[Task directions]:
Scan the records for the string "getNumOfMaxHeaps", then copy each line that has it.

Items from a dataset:
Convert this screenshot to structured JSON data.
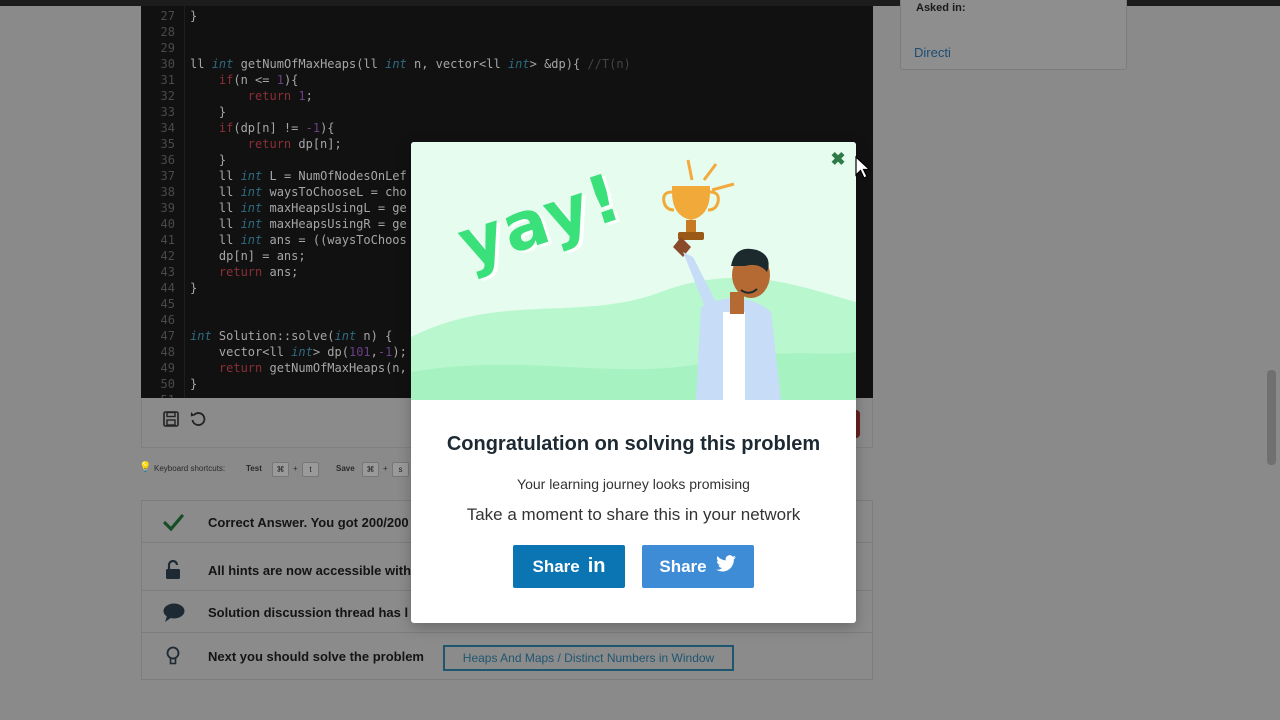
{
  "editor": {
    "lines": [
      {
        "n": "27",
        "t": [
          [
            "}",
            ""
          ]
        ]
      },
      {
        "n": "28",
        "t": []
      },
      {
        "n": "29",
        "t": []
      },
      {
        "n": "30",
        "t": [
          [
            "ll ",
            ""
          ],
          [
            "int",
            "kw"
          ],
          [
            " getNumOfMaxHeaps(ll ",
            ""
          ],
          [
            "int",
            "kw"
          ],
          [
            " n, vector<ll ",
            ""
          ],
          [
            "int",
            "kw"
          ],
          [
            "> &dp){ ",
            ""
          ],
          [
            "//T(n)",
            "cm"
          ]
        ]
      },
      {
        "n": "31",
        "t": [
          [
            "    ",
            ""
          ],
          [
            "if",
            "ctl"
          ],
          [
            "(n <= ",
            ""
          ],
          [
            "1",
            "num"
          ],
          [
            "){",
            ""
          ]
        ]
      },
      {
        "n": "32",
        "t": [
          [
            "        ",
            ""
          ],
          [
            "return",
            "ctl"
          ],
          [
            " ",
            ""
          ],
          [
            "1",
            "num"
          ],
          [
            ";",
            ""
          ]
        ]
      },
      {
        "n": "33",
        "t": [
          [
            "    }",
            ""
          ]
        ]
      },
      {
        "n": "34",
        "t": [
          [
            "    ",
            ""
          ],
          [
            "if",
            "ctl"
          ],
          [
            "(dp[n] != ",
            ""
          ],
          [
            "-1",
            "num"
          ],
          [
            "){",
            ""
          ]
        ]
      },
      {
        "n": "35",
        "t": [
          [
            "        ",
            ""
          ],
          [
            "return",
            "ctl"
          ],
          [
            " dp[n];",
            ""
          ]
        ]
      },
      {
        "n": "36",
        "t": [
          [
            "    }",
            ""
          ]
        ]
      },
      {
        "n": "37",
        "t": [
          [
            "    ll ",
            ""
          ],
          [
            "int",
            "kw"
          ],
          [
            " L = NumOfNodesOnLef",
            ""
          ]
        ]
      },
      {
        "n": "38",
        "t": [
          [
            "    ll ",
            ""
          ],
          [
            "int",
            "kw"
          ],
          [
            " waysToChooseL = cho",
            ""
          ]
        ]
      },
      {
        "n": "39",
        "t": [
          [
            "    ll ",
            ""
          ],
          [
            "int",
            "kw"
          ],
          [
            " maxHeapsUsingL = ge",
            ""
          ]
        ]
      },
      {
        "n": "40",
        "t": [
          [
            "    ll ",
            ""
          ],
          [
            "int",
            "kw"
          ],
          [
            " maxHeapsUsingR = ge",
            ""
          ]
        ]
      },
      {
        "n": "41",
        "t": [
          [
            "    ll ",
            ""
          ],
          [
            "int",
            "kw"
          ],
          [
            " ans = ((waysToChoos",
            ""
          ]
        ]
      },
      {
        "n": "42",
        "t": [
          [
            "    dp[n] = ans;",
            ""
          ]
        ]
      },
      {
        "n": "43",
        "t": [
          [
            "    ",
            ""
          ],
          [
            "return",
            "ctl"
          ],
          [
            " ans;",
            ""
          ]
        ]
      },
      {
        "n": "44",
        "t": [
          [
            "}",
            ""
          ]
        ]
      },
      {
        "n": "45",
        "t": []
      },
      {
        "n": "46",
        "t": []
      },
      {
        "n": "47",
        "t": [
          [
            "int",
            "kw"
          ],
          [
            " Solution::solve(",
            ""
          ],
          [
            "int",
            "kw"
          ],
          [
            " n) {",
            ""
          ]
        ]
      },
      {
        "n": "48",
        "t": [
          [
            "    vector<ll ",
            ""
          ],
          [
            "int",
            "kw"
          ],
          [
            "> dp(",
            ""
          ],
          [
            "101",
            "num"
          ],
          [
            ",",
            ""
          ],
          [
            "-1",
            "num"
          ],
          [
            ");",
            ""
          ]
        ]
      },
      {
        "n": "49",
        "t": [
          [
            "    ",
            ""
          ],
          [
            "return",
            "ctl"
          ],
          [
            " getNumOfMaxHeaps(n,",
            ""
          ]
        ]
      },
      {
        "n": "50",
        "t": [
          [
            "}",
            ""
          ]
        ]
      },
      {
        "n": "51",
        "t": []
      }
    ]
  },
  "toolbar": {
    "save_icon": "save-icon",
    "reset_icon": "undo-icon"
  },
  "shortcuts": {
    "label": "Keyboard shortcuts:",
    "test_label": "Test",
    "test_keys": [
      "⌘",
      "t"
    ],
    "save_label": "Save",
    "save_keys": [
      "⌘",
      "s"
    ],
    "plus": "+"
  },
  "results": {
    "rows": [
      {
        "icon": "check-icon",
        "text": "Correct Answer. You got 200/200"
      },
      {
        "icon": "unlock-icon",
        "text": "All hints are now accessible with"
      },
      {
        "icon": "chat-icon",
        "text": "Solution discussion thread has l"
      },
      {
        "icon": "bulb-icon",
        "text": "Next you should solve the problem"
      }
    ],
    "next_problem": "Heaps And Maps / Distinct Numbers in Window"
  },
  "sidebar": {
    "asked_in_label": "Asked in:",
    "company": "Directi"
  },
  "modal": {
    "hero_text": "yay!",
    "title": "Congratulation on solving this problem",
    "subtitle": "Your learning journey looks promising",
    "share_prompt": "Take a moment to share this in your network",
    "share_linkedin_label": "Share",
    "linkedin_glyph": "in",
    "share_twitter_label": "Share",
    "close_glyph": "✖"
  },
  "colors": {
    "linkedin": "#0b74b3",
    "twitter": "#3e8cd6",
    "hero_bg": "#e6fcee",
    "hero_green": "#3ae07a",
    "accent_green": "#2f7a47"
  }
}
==
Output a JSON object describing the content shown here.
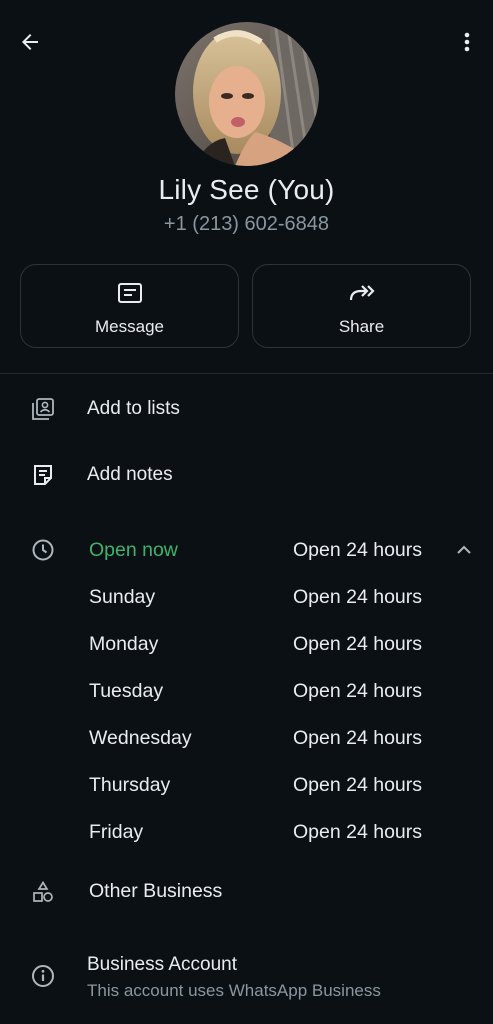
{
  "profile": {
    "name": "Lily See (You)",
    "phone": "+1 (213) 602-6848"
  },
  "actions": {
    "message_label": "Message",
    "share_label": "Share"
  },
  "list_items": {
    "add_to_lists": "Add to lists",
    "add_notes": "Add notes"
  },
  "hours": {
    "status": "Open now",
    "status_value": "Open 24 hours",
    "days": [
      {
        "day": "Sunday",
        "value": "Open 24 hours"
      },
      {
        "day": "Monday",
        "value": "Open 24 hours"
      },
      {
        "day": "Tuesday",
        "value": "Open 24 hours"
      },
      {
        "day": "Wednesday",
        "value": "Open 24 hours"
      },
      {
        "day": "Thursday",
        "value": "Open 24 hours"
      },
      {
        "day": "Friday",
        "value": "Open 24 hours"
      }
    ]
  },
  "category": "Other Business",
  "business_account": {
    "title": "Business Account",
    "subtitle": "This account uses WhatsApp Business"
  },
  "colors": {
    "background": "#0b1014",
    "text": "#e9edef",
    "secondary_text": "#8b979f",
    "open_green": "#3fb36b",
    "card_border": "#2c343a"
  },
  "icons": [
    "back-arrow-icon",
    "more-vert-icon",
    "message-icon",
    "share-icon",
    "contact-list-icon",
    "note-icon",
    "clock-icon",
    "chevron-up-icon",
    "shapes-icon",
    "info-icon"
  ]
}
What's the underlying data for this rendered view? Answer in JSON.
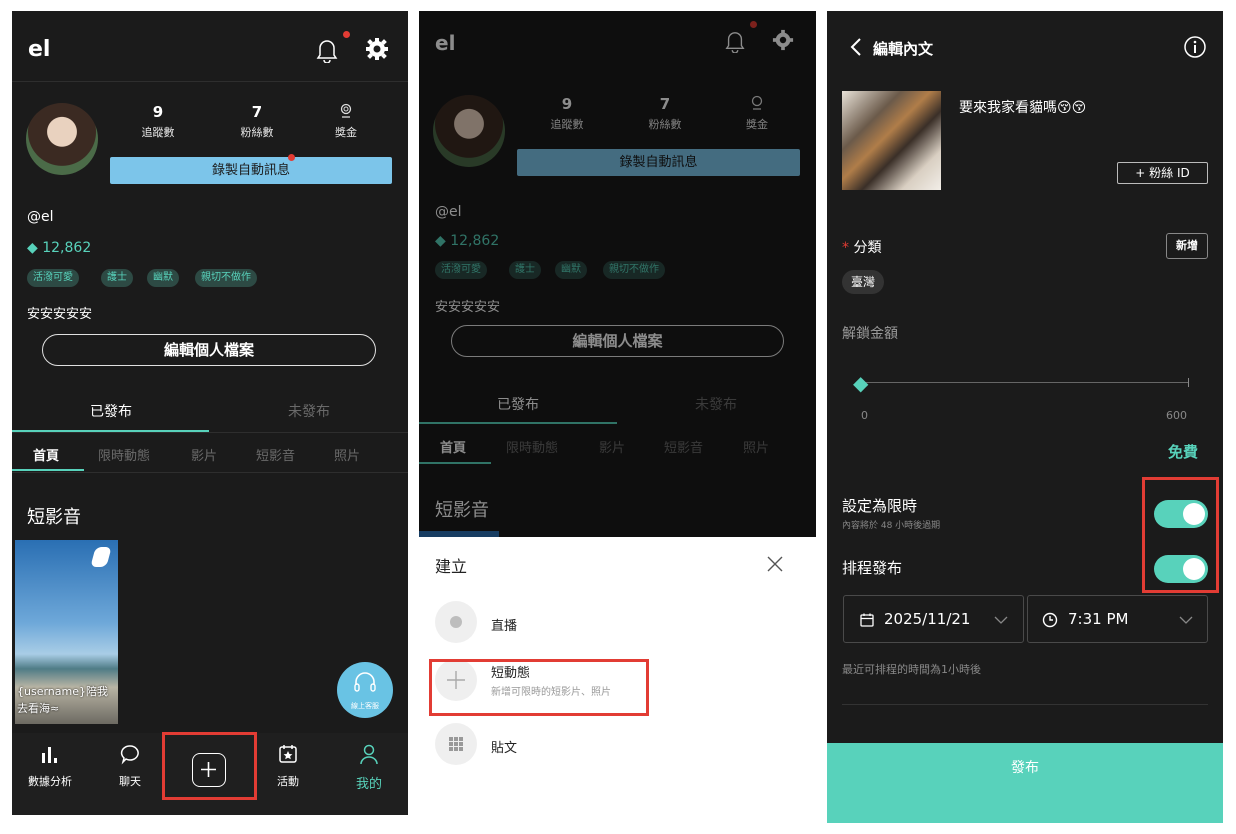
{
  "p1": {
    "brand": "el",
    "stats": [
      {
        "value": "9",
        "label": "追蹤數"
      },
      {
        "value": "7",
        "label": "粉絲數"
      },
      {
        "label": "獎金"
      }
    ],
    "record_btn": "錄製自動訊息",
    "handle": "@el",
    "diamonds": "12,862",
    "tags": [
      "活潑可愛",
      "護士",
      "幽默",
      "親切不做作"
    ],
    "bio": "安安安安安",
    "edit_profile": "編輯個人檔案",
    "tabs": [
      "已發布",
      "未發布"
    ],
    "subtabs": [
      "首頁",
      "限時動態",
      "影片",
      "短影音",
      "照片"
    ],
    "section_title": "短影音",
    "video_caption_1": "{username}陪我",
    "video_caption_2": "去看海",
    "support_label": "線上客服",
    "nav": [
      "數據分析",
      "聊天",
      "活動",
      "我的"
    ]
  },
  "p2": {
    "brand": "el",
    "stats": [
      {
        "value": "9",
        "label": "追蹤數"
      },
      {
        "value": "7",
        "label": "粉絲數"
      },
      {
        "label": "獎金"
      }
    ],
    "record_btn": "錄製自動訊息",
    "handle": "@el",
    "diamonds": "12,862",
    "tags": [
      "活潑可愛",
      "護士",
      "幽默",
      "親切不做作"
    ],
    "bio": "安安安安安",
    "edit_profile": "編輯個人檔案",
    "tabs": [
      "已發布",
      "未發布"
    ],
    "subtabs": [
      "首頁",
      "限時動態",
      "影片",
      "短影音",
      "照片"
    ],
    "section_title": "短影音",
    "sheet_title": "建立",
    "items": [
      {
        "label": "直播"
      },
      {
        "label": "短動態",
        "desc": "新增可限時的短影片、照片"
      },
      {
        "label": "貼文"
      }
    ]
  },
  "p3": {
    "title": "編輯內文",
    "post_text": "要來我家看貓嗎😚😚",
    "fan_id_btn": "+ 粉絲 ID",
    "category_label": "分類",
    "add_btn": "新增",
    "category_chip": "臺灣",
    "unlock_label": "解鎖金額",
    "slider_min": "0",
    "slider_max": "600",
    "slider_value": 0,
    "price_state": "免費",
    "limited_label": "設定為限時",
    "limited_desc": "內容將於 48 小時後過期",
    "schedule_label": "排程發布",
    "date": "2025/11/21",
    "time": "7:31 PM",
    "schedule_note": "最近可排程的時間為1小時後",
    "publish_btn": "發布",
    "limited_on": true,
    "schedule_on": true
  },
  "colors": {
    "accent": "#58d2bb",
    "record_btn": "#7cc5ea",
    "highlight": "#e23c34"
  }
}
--
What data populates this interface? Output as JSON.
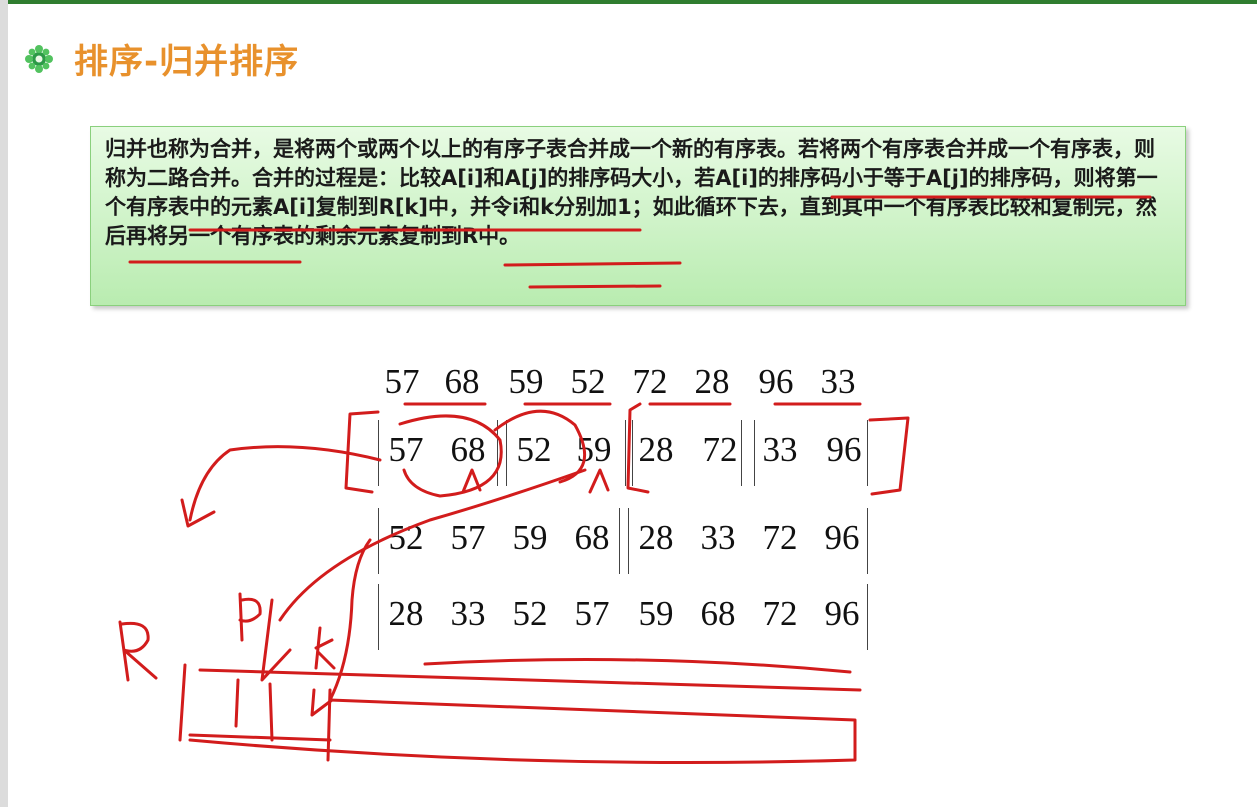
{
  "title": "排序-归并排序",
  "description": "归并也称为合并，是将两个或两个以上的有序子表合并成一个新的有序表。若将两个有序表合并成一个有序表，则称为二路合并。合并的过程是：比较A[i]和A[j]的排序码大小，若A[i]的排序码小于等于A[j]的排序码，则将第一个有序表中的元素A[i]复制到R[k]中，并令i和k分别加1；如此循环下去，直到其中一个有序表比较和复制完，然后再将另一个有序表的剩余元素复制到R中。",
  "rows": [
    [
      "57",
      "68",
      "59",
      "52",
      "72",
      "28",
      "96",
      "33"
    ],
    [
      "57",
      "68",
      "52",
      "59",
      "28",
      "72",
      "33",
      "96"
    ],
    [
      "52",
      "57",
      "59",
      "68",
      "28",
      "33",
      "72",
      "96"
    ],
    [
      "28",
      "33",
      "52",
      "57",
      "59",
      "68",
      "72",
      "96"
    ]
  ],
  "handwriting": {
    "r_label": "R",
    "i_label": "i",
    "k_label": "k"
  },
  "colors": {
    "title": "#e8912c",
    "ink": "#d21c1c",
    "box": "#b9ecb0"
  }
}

[Exercise answer]:
            " getNumOfMaxHeaps(ll ",
            " getNumOfMaxHeaps(n,",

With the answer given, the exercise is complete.